◆ Task goal: Figure out how many lines in the records below hold the string "structure". That number alone is the answer.

Component data from apps and pages:
((

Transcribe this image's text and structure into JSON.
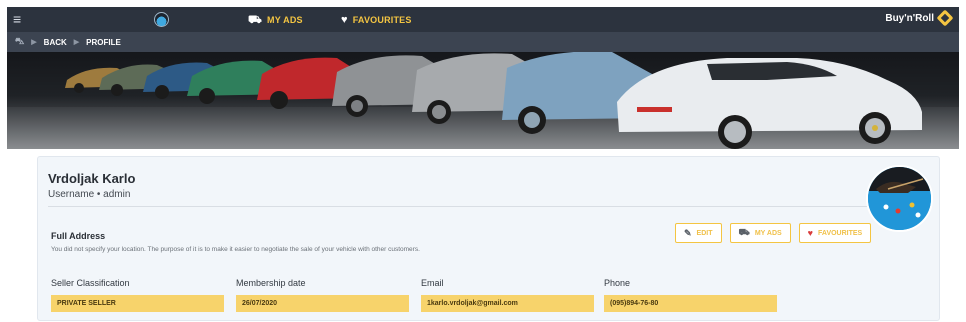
{
  "topbar": {
    "menu_icon": "hamburger-icon",
    "my_ads_label": "MY ADS",
    "my_ads_icon": "user-car-icon",
    "favourites_label": "FAVOURITES",
    "favourites_icon": "heart-icon",
    "brand": "Buy'n'Roll",
    "accent_color": "#f4c542"
  },
  "breadcrumb": {
    "home_icon": "car-icon",
    "items": [
      "BACK",
      "PROFILE"
    ]
  },
  "profile": {
    "name": "Vrdoljak Karlo",
    "username": "Username • admin",
    "address_label": "Full Address",
    "address_text": "You did not specify your location. The purpose of it is to make it easier to negotiate the sale of your vehicle with other customers.",
    "actions": [
      {
        "label": "EDIT",
        "icon": "user-edit-icon"
      },
      {
        "label": "MY ADS",
        "icon": "user-car-icon"
      },
      {
        "label": "FAVOURITES",
        "icon": "heart-icon"
      }
    ],
    "fields": [
      {
        "label": "Seller Classification",
        "value": "PRIVATE SELLER"
      },
      {
        "label": "Membership date",
        "value": "26/07/2020"
      },
      {
        "label": "Email",
        "value": "1karlo.vrdoljak@gmail.com"
      },
      {
        "label": "Phone",
        "value": "(095)894-76-80"
      }
    ]
  }
}
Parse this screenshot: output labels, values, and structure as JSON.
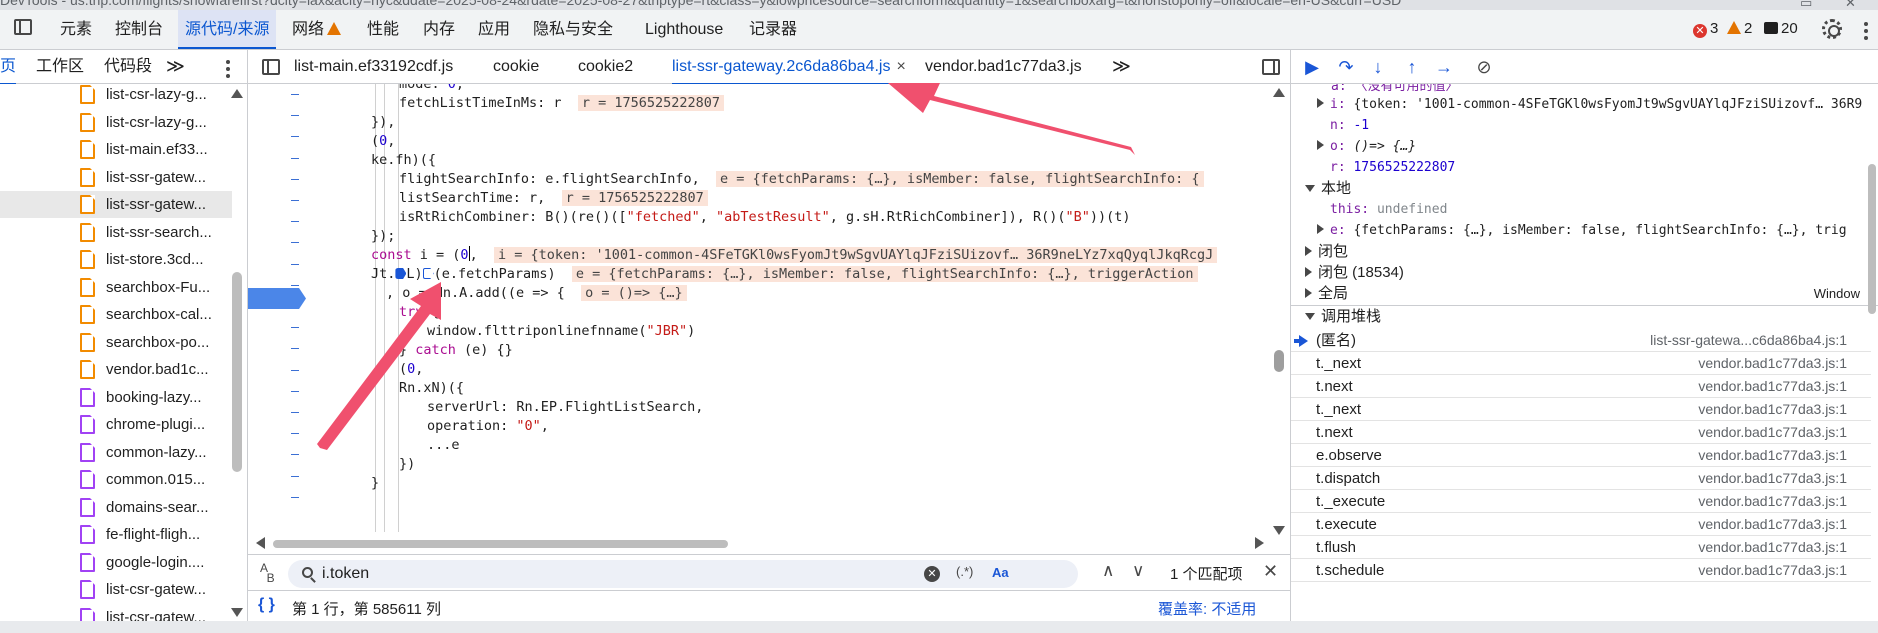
{
  "window": {
    "title": "DevTools - us.trip.com/flights/showfarefirst?dcity=lax&acity=nyc&ddate=2025-08-24&rdate=2025-08-27&triptype=rt&class=y&lowpricesource=searchform&quantity=1&searchboxarg=t&nonstoponly=off&locale=en-US&curr=USD"
  },
  "top_tabs": [
    {
      "label": "元素"
    },
    {
      "label": "控制台"
    },
    {
      "label": "源代码/来源"
    },
    {
      "label": "网络"
    },
    {
      "label": "性能"
    },
    {
      "label": "内存"
    },
    {
      "label": "应用"
    },
    {
      "label": "隐私与安全"
    },
    {
      "label": "Lighthouse"
    },
    {
      "label": "记录器"
    }
  ],
  "badges": {
    "errors": "3",
    "warnings": "2",
    "messages": "20",
    "error_color": "#dc362e",
    "warning_color": "#e37400"
  },
  "nav_tabs": [
    {
      "label": "页"
    },
    {
      "label": "工作区"
    },
    {
      "label": "代码段"
    },
    {
      "label": "≫"
    }
  ],
  "files": [
    {
      "name": "list-csr-lazy-g...",
      "color": "orange"
    },
    {
      "name": "list-csr-lazy-g...",
      "color": "orange"
    },
    {
      "name": "list-main.ef33...",
      "color": "orange"
    },
    {
      "name": "list-ssr-gatew...",
      "color": "orange"
    },
    {
      "name": "list-ssr-gatew...",
      "color": "orange",
      "selected": true
    },
    {
      "name": "list-ssr-search...",
      "color": "orange"
    },
    {
      "name": "list-store.3cd...",
      "color": "orange"
    },
    {
      "name": "searchbox-Fu...",
      "color": "orange"
    },
    {
      "name": "searchbox-cal...",
      "color": "orange"
    },
    {
      "name": "searchbox-po...",
      "color": "orange"
    },
    {
      "name": "vendor.bad1c...",
      "color": "orange"
    },
    {
      "name": "booking-lazy...",
      "color": "purple"
    },
    {
      "name": "chrome-plugi...",
      "color": "purple"
    },
    {
      "name": "common-lazy...",
      "color": "purple"
    },
    {
      "name": "common.015...",
      "color": "purple"
    },
    {
      "name": "domains-sear...",
      "color": "purple"
    },
    {
      "name": "fe-flight-fligh...",
      "color": "purple"
    },
    {
      "name": "google-login....",
      "color": "purple"
    },
    {
      "name": "list-csr-gatew...",
      "color": "purple"
    },
    {
      "name": "list-csr-gatew...",
      "color": "purple"
    }
  ],
  "editor_tabs": [
    {
      "label": "list-main.ef33192cdf.js"
    },
    {
      "label": "cookie"
    },
    {
      "label": "cookie2"
    },
    {
      "label": "list-ssr-gateway.2c6da86ba4.js",
      "close": "×"
    },
    {
      "label": "vendor.bad1c77da3.js"
    },
    {
      "label": "≫"
    }
  ],
  "code": {
    "l0": "mode: ",
    "l0n": "0",
    "l1": "fetchListTimeInMs: r",
    "l1h": "r = 1756525222807",
    "l2": "}),",
    "l3a": "(",
    "l3n": "0",
    "l3b": ",",
    "l4": "ke.fh)({",
    "l5": "flightSearchInfo: e.flightSearchInfo,",
    "l5h": "e = {fetchParams: {…}, isMember: false, flightSearchInfo: {",
    "l6": "listSearchTime: r,",
    "l6h": "r = 1756525222807",
    "l7a": "isRtRichCombiner: B()(re()([",
    "l7s1": "\"fetched\"",
    "l7b": ", ",
    "l7s2": "\"abTestResult\"",
    "l7c": ", g.sH.RtRichCombiner]), R()(",
    "l7s3": "\"B\"",
    "l7d": "))(t)",
    "l8": "});",
    "l9k": "const",
    "l9a": " i = (",
    "l9n": "0",
    "l9b": ",",
    "l9h": "i = {token: '1001-common-4SFeTGKl0wsFyomJt9wSgvUAYlqJFziSUizovf… 36R9neLYz7xqQyqlJkqRcgJ",
    "l10a": "Jt.",
    "l10b": "L)",
    "l10c": "(e.fetchParams)",
    "l10h": "e = {fetchParams: {…}, isMember: false, flightSearchInfo: {…}, triggerAction",
    "l11": ", o = Nn.A.add((e => {",
    "l11h": "o = ()=> {…}",
    "l12k": "try",
    "l12": " {",
    "l13a": "window.flttriponlinefnname(",
    "l13s": "\"JBR\"",
    "l13b": ")",
    "l14a": "} ",
    "l14k": "catch",
    "l14b": " (e) {}",
    "l15a": "(",
    "l15n": "0",
    "l15b": ",",
    "l16": "Rn.xN)({",
    "l17": "serverUrl: Rn.EP.FlightListSearch,",
    "l18a": "operation: ",
    "l18s": "\"0\"",
    "l18b": ",",
    "l19": "...e",
    "l20": "})",
    "l21": "}"
  },
  "search": {
    "value": "i.token",
    "regex": "(.*)",
    "case": "Aa",
    "result": "1 个匹配项",
    "up": "∧",
    "down": "∨",
    "close": "✕"
  },
  "status": {
    "braces": "{ }",
    "position": "第 1 行，第 585611 列",
    "coverage": "覆盖率: 不适用"
  },
  "scope": {
    "top_line": "a: 〈没有可用的值〉",
    "i_key": "i:",
    "i_val": "{token: '1001-common-4SFeTGKl0wsFyomJt9wSgvUAYlqJFziSUizovf… 36R9",
    "n_key": "n:",
    "n_val": "-1",
    "o_key": "o:",
    "o_val": "()=> {…}",
    "r_key": "r:",
    "r_val": "1756525222807",
    "local": "本地",
    "this_key": "this:",
    "this_val": "undefined",
    "e_key": "e:",
    "e_val": "{fetchParams: {…}, isMember: false, flightSearchInfo: {…}, trig",
    "closure1": "闭包",
    "closure2": "闭包 (18534)",
    "global": "全局",
    "global_val": "Window",
    "callstack": "调用堆栈"
  },
  "frames": [
    {
      "fn": "(匿名)",
      "loc": "list-ssr-gatewa...c6da86ba4.js:1",
      "current": true
    },
    {
      "fn": "t._next",
      "loc": "vendor.bad1c77da3.js:1"
    },
    {
      "fn": "t.next",
      "loc": "vendor.bad1c77da3.js:1"
    },
    {
      "fn": "t._next",
      "loc": "vendor.bad1c77da3.js:1"
    },
    {
      "fn": "t.next",
      "loc": "vendor.bad1c77da3.js:1"
    },
    {
      "fn": "e.observe",
      "loc": "vendor.bad1c77da3.js:1"
    },
    {
      "fn": "t.dispatch",
      "loc": "vendor.bad1c77da3.js:1"
    },
    {
      "fn": "t._execute",
      "loc": "vendor.bad1c77da3.js:1"
    },
    {
      "fn": "t.execute",
      "loc": "vendor.bad1c77da3.js:1"
    },
    {
      "fn": "t.flush",
      "loc": "vendor.bad1c77da3.js:1"
    },
    {
      "fn": "t.schedule",
      "loc": "vendor.bad1c77da3.js:1"
    }
  ],
  "annotation_color": "#f0506e"
}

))

◆ Solution: 2